retrieve the ring, and as the sun sets, attempt to sacrifice the new wearer, AKA
The Famous Ringo. Paul is shrunk to the size of a stick of gum in a rather
well-done bit of scenery, and Professor Foot uses all sorts of mad contraptions.
It's a far more cinematic film than the first one, which maintains a rather
grounded state, if rather off-level.
As with the first film, the boys have unique and individual personalities, a
practice applied to almost all pop bands in the 60's onward. Paul is (of
course) the dashing lady-killer, George the quiet one, though able to deliver
the occasional stinging barb, John the inscrutable trickster god, and Ringo the
hapless boob. Indeed, it's Ringo's cowardice that causes the ring to
"cling to your finger like the hunger of a child"
Quite a few more stars of British comedy make a showing in the film.
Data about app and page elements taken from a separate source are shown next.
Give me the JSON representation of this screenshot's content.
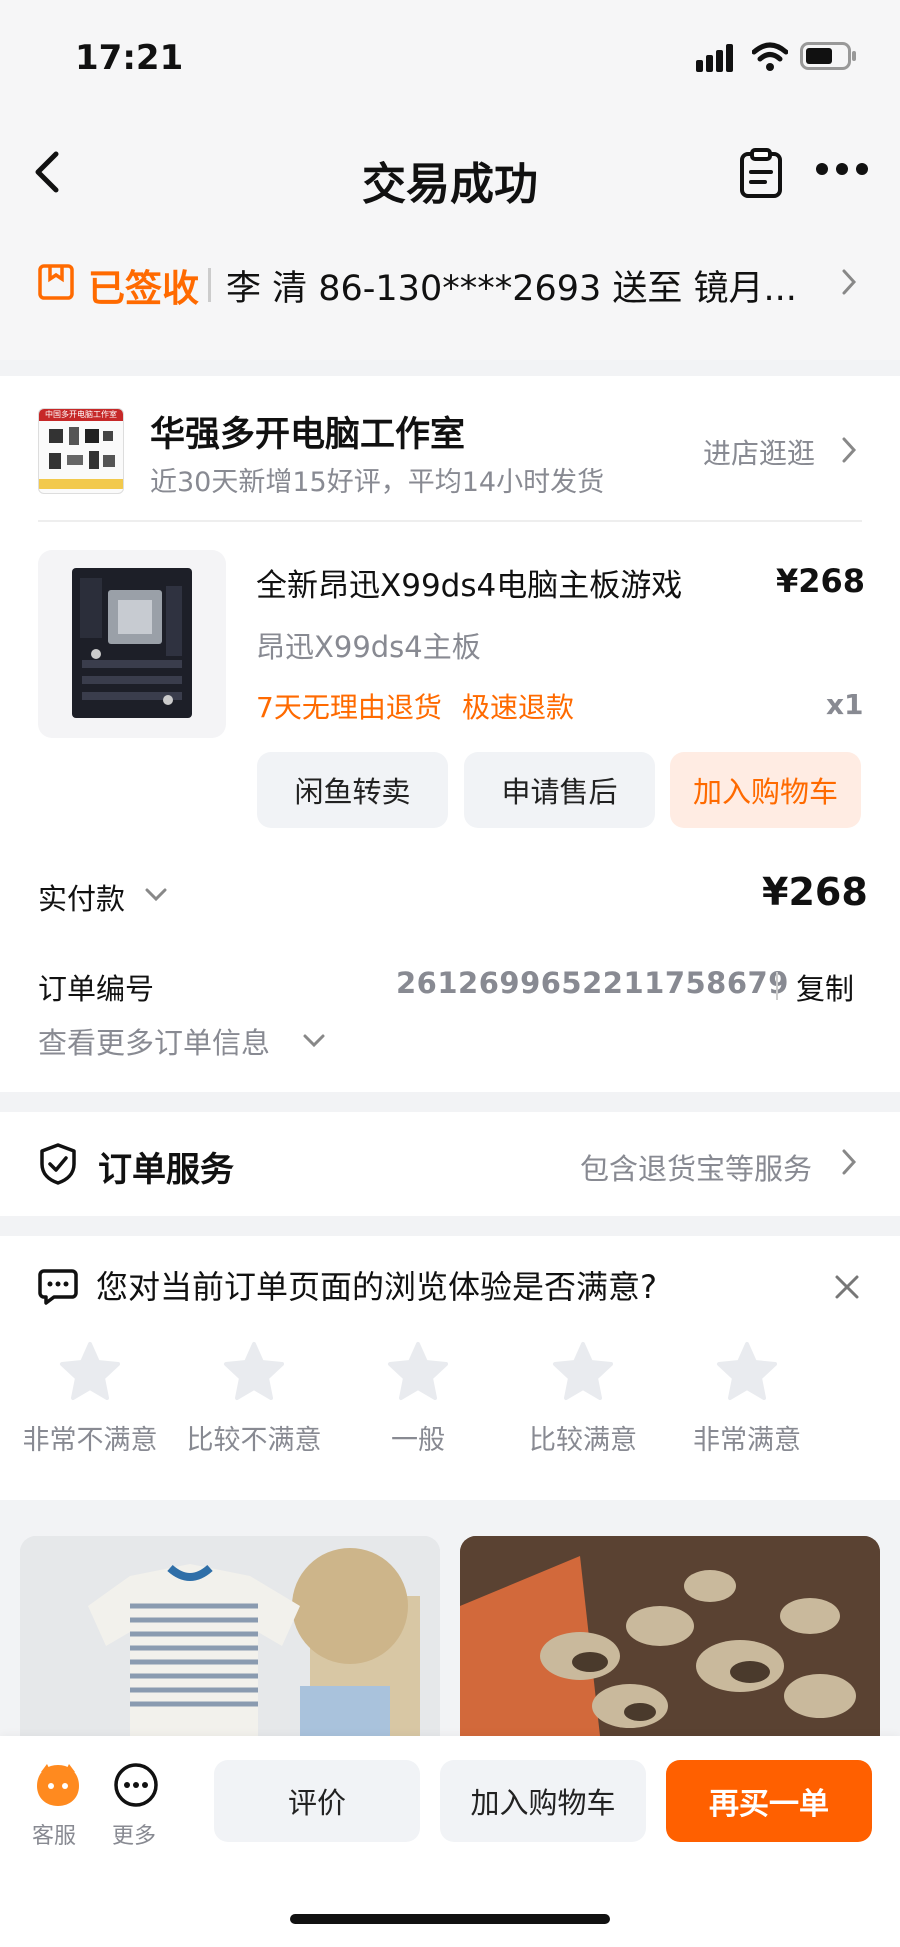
{
  "status_bar": {
    "time": "17:21"
  },
  "nav": {
    "title": "交易成功"
  },
  "delivery": {
    "status": "已签收",
    "recipient": "李 清 86-130****2693 送至 镜月..."
  },
  "shop": {
    "name": "华强多开电脑工作室",
    "stats": "近30天新增15好评，平均14小时发货",
    "visit_label": "进店逛逛",
    "logo_text": "中国多开电脑工作室"
  },
  "product": {
    "title": "全新昂迅X99ds4电脑主板游戏",
    "price": "¥268",
    "spec": "昂迅X99ds4主板",
    "tag1": "7天无理由退货",
    "tag2": "极速退款",
    "qty": "x1",
    "buttons": {
      "resell": "闲鱼转卖",
      "after_sale": "申请售后",
      "add_cart": "加入购物车"
    }
  },
  "payment": {
    "label": "实付款",
    "amount": "¥268"
  },
  "order": {
    "number_label": "订单编号",
    "number": "2612699652211758679",
    "copy_label": "复制",
    "more_info": "查看更多订单信息"
  },
  "service": {
    "title": "订单服务",
    "desc": "包含退货宝等服务"
  },
  "survey": {
    "question": "您对当前订单页面的浏览体验是否满意?",
    "options": [
      "非常不满意",
      "比较不满意",
      "一般",
      "比较满意",
      "非常满意"
    ]
  },
  "bottom_bar": {
    "service_label": "客服",
    "more_label": "更多",
    "review": "评价",
    "add_cart": "加入购物车",
    "buy_again": "再买一单"
  },
  "colors": {
    "accent": "#ff6a00",
    "accent_light": "#ffece3",
    "button_bg": "#f1f3f6",
    "grey_text": "#888a92"
  }
}
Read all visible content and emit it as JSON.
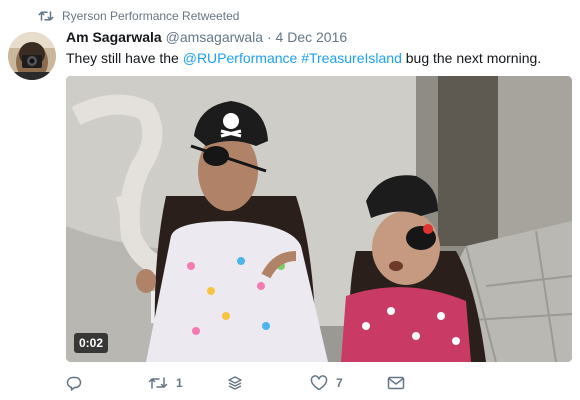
{
  "retweet_notice": {
    "text": "Ryerson Performance Retweeted",
    "icon": "retweet-icon"
  },
  "author": {
    "name": "Am Sagarwala",
    "handle": "@amsagarwala",
    "separator": "·",
    "date": "4 Dec 2016"
  },
  "tweet": {
    "text_before": "They still have the ",
    "mention": "@RUPerformance",
    "space": " ",
    "hashtag": "#TreasureIsland",
    "text_after": " bug the next morning."
  },
  "media": {
    "duration": "0:02"
  },
  "actions": {
    "reply": {
      "icon": "reply-icon",
      "count": ""
    },
    "retweet": {
      "icon": "retweet-icon",
      "count": "1"
    },
    "stack": {
      "icon": "stack-icon",
      "count": ""
    },
    "like": {
      "icon": "heart-icon",
      "count": "7"
    },
    "dm": {
      "icon": "envelope-icon",
      "count": ""
    }
  },
  "colors": {
    "link": "#1da1f2",
    "muted": "#657786",
    "text": "#14171a"
  }
}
In
addition to the aforementioned, we see Patrick Cargill (Father Dear Father
and another Number Two on The Prisoner
) as the Superintendent of Police
and a master of mimicry, and Alfie Bass (The Lavender Hill Mob
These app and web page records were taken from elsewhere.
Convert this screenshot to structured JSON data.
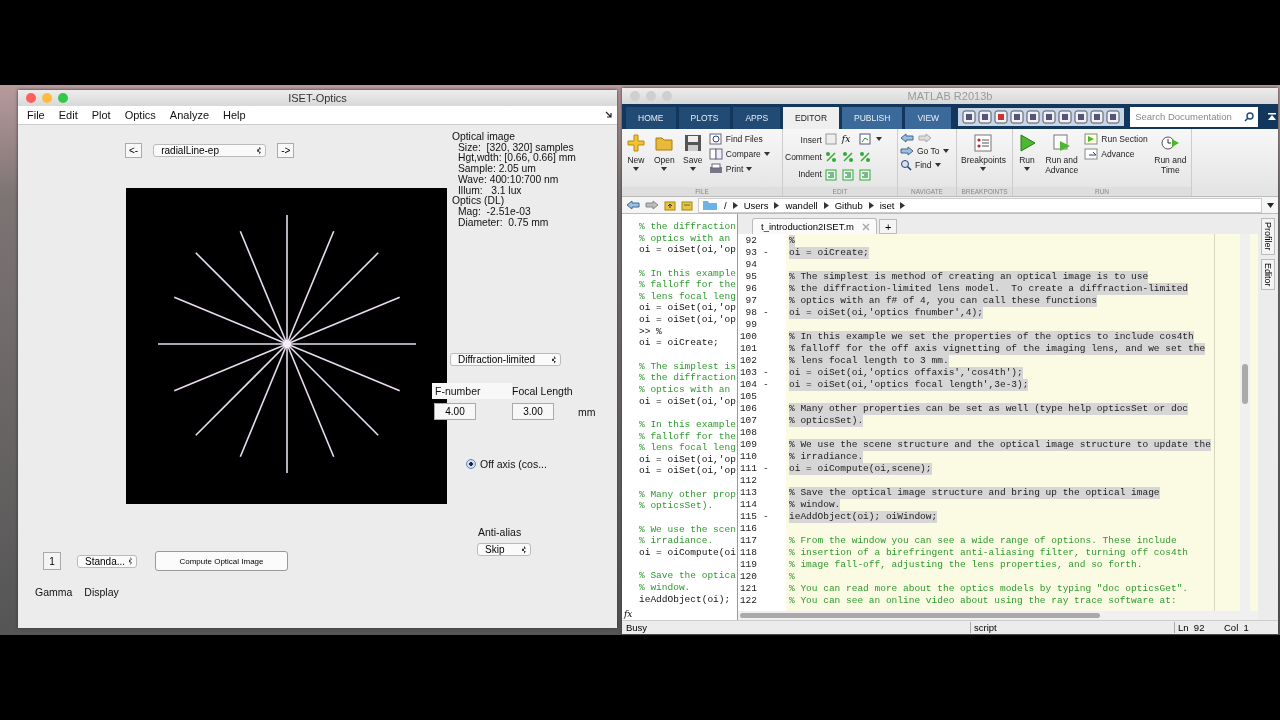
{
  "iset_window": {
    "title": "ISET-Optics",
    "menu": [
      "File",
      "Edit",
      "Plot",
      "Optics",
      "Analyze",
      "Help"
    ],
    "prev_button": "<-",
    "scene_select": "radialLine-ep",
    "next_button": "->",
    "info": [
      {
        "kind": "header",
        "text": "Optical image"
      },
      {
        "kind": "item",
        "text": "Size:  [320, 320] samples"
      },
      {
        "kind": "item",
        "text": "Hgt,wdth: [0.66, 0.66] mm"
      },
      {
        "kind": "item",
        "text": "Sample: 2.05 um"
      },
      {
        "kind": "item",
        "text": "Wave: 400:10:700 nm"
      },
      {
        "kind": "item",
        "text": "Illum:   3.1 lux"
      },
      {
        "kind": "header",
        "text": "Optics (DL)"
      },
      {
        "kind": "item",
        "text": "Mag:  -2.51e-03"
      },
      {
        "kind": "item",
        "text": "Diameter:  0.75 mm"
      }
    ],
    "optics_model": "Diffraction-limited",
    "fnumber": {
      "label": "F-number",
      "value": "4.00"
    },
    "focal_length": {
      "label": "Focal Length",
      "value": "3.00",
      "unit": "mm"
    },
    "off_axis": {
      "label": "Off axis (cos...",
      "selected": true
    },
    "anti_alias": {
      "label": "Anti-alias",
      "value": "Skip"
    },
    "gamma": {
      "value": "1",
      "label": "Gamma"
    },
    "display": {
      "value": "Standa...",
      "label": "Display"
    },
    "compute_button": "Compute Optical Image"
  },
  "matlab_window": {
    "title": "MATLAB R2013b",
    "tabs": [
      {
        "label": "HOME",
        "selected": false
      },
      {
        "label": "PLOTS",
        "selected": false
      },
      {
        "label": "APPS",
        "selected": false
      },
      {
        "label": "EDITOR",
        "selected": true
      },
      {
        "label": "PUBLISH",
        "selected": false
      },
      {
        "label": "VIEW",
        "selected": false
      }
    ],
    "search": {
      "placeholder": "Search Documentation"
    },
    "toolstrip": {
      "file": {
        "label": "FILE",
        "new": "New",
        "open": "Open",
        "save": "Save",
        "find_files": "Find Files",
        "compare": "Compare",
        "print": "Print"
      },
      "edit": {
        "label": "EDIT",
        "insert": "Insert",
        "fx": "fx",
        "comment": "Comment",
        "indent": "Indent"
      },
      "navigate": {
        "label": "NAVIGATE",
        "go_to": "Go To",
        "find": "Find"
      },
      "breakpoints": {
        "label": "BREAKPOINTS",
        "breakpoints": "Breakpoints"
      },
      "run": {
        "label": "RUN",
        "run": "Run",
        "run_and_advance": "Run and Advance",
        "run_section": "Run Section",
        "advance": "Advance",
        "run_and_time": "Run and Time"
      }
    },
    "path": [
      "/",
      "Users",
      "wandell",
      "Github",
      "iset"
    ],
    "command_window": {
      "lines": [
        {
          "kind": "comment",
          "text": "% the diffraction"
        },
        {
          "kind": "comment",
          "text": "% optics with an"
        },
        {
          "kind": "code",
          "text": "oi = oiSet(oi,'op"
        },
        {
          "kind": "blank"
        },
        {
          "kind": "comment",
          "text": "% In this example"
        },
        {
          "kind": "comment",
          "text": "% falloff for the"
        },
        {
          "kind": "comment",
          "text": "% lens focal leng"
        },
        {
          "kind": "code",
          "text": "oi = oiSet(oi,'op"
        },
        {
          "kind": "code",
          "text": "oi = oiSet(oi,'op"
        },
        {
          "kind": "prompt",
          "text": ">> %"
        },
        {
          "kind": "code",
          "text": "oi = oiCreate;"
        },
        {
          "kind": "blank"
        },
        {
          "kind": "comment",
          "text": "% The simplest is"
        },
        {
          "kind": "comment",
          "text": "% the diffraction"
        },
        {
          "kind": "comment",
          "text": "% optics with an"
        },
        {
          "kind": "code",
          "text": "oi = oiSet(oi,'op"
        },
        {
          "kind": "blank"
        },
        {
          "kind": "comment",
          "text": "% In this example"
        },
        {
          "kind": "comment",
          "text": "% falloff for the"
        },
        {
          "kind": "comment",
          "text": "% lens focal leng"
        },
        {
          "kind": "code",
          "text": "oi = oiSet(oi,'op"
        },
        {
          "kind": "code",
          "text": "oi = oiSet(oi,'op"
        },
        {
          "kind": "blank"
        },
        {
          "kind": "comment",
          "text": "% Many other prop"
        },
        {
          "kind": "comment",
          "text": "% opticsSet)."
        },
        {
          "kind": "blank"
        },
        {
          "kind": "comment",
          "text": "% We use the scen"
        },
        {
          "kind": "comment",
          "text": "% irradiance."
        },
        {
          "kind": "code",
          "text": "oi = oiCompute(oi"
        },
        {
          "kind": "blank"
        },
        {
          "kind": "comment",
          "text": "% Save the optica"
        },
        {
          "kind": "comment",
          "text": "% window."
        },
        {
          "kind": "code",
          "text": "ieAddObject(oi);"
        }
      ],
      "prompt_label": "fx"
    },
    "editor": {
      "tab": "t_introduction2ISET.m",
      "new_tab": "+",
      "lines": [
        {
          "num": "92",
          "kind": "comment",
          "code": "%",
          "selected": true
        },
        {
          "num": "93",
          "marker": "-",
          "kind": "code",
          "code": "oi = oiCreate;",
          "selected": true
        },
        {
          "num": "94"
        },
        {
          "num": "95",
          "kind": "comment",
          "code": "% The simplest is method of creating an optical image is to use",
          "selected": true
        },
        {
          "num": "96",
          "kind": "comment",
          "code": "% the diffraction-limited lens model.  To create a diffraction-limited",
          "selected": true
        },
        {
          "num": "97",
          "kind": "comment",
          "code": "% optics with an f# of 4, you can call these functions",
          "selected": true
        },
        {
          "num": "98",
          "marker": "-",
          "kind": "code",
          "code": "oi = oiSet(oi,'optics fnumber',4);",
          "selected": true
        },
        {
          "num": "99"
        },
        {
          "num": "100",
          "kind": "comment",
          "code": "% In this example we set the properties of the optics to include cos4th",
          "selected": true
        },
        {
          "num": "101",
          "kind": "comment",
          "code": "% falloff for the off axis vignetting of the imaging lens, and we set the",
          "selected": true
        },
        {
          "num": "102",
          "kind": "comment",
          "code": "% lens focal length to 3 mm.",
          "selected": true
        },
        {
          "num": "103",
          "marker": "-",
          "kind": "code",
          "code": "oi = oiSet(oi,'optics offaxis','cos4th');",
          "selected": true
        },
        {
          "num": "104",
          "marker": "-",
          "kind": "code",
          "code": "oi = oiSet(oi,'optics focal length',3e-3);",
          "selected": true
        },
        {
          "num": "105"
        },
        {
          "num": "106",
          "kind": "comment",
          "code": "% Many other properties can be set as well (type help opticsSet or doc",
          "selected": true
        },
        {
          "num": "107",
          "kind": "comment",
          "code": "% opticsSet).",
          "selected": true
        },
        {
          "num": "108"
        },
        {
          "num": "109",
          "kind": "comment",
          "code": "% We use the scene structure and the optical image structure to update the",
          "selected": true
        },
        {
          "num": "110",
          "kind": "comment",
          "code": "% irradiance.",
          "selected": true
        },
        {
          "num": "111",
          "marker": "-",
          "kind": "code",
          "code": "oi = oiCompute(oi,scene);",
          "selected": true
        },
        {
          "num": "112"
        },
        {
          "num": "113",
          "kind": "comment",
          "code": "% Save the optical image structure and bring up the optical image",
          "selected": true
        },
        {
          "num": "114",
          "kind": "comment",
          "code": "% window.",
          "selected": true
        },
        {
          "num": "115",
          "marker": "-",
          "kind": "code",
          "code": "ieAddObject(oi); oiWindow;",
          "selected": true
        },
        {
          "num": "116"
        },
        {
          "num": "117",
          "kind": "comment",
          "code": "% From the window you can see a wide range of options. These include",
          "selected": false
        },
        {
          "num": "118",
          "kind": "comment",
          "code": "% insertion of a birefringent anti-aliasing filter, turning off cos4th",
          "selected": false
        },
        {
          "num": "119",
          "kind": "comment",
          "code": "% image fall-off, adjusting the lens properties, and so forth.",
          "selected": false
        },
        {
          "num": "120",
          "kind": "comment",
          "code": "%",
          "selected": false
        },
        {
          "num": "121",
          "kind": "comment",
          "code": "% You can read more about the optics models by typing \"doc opticsGet\".",
          "selected": false
        },
        {
          "num": "122",
          "kind": "comment",
          "code": "% You can see an online video about using the ray trace software at:",
          "selected": false
        }
      ]
    },
    "side_tabs": [
      "Profiler",
      "Editor"
    ],
    "status": {
      "state": "Busy",
      "type": "script",
      "ln": "Ln  92",
      "col": "Col  1"
    }
  }
}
) as the doorman of an Indian restaurant (thank god for British
The film jumps about from the Alps to the Bahamas, for little reason other
than the lads had never been there and asked for scenes there so they could get
a vacation in. While in the Alps, the mentioned they'd never been skiing -
Richard Lester pressed skis and poles into their hands, telling them to "find a
hill and practice". He filmed the results, which became much of the meat
of the Ticket to Ride sequence.
|In a gag worthy of The Goons, Clang packs up the entire temple |
in crates and ships it to the Bahamas, cause
The Beatles wanted a holiday.
The film is also rife with spy jokes - United Artists was also releasing the
Bond films, so there's tons of gags in the film like Clang's van dropping
tacks, Bhuta carrying a sword umbrella, and tossing his turban Oddjob-style.
The score offers a few Bond-ish stings in there, as well as wittily disguised
covers of past Beatles songs. the all-sitar version of A Hard Day's Night
is hilarious, especially the first time you realize what it is.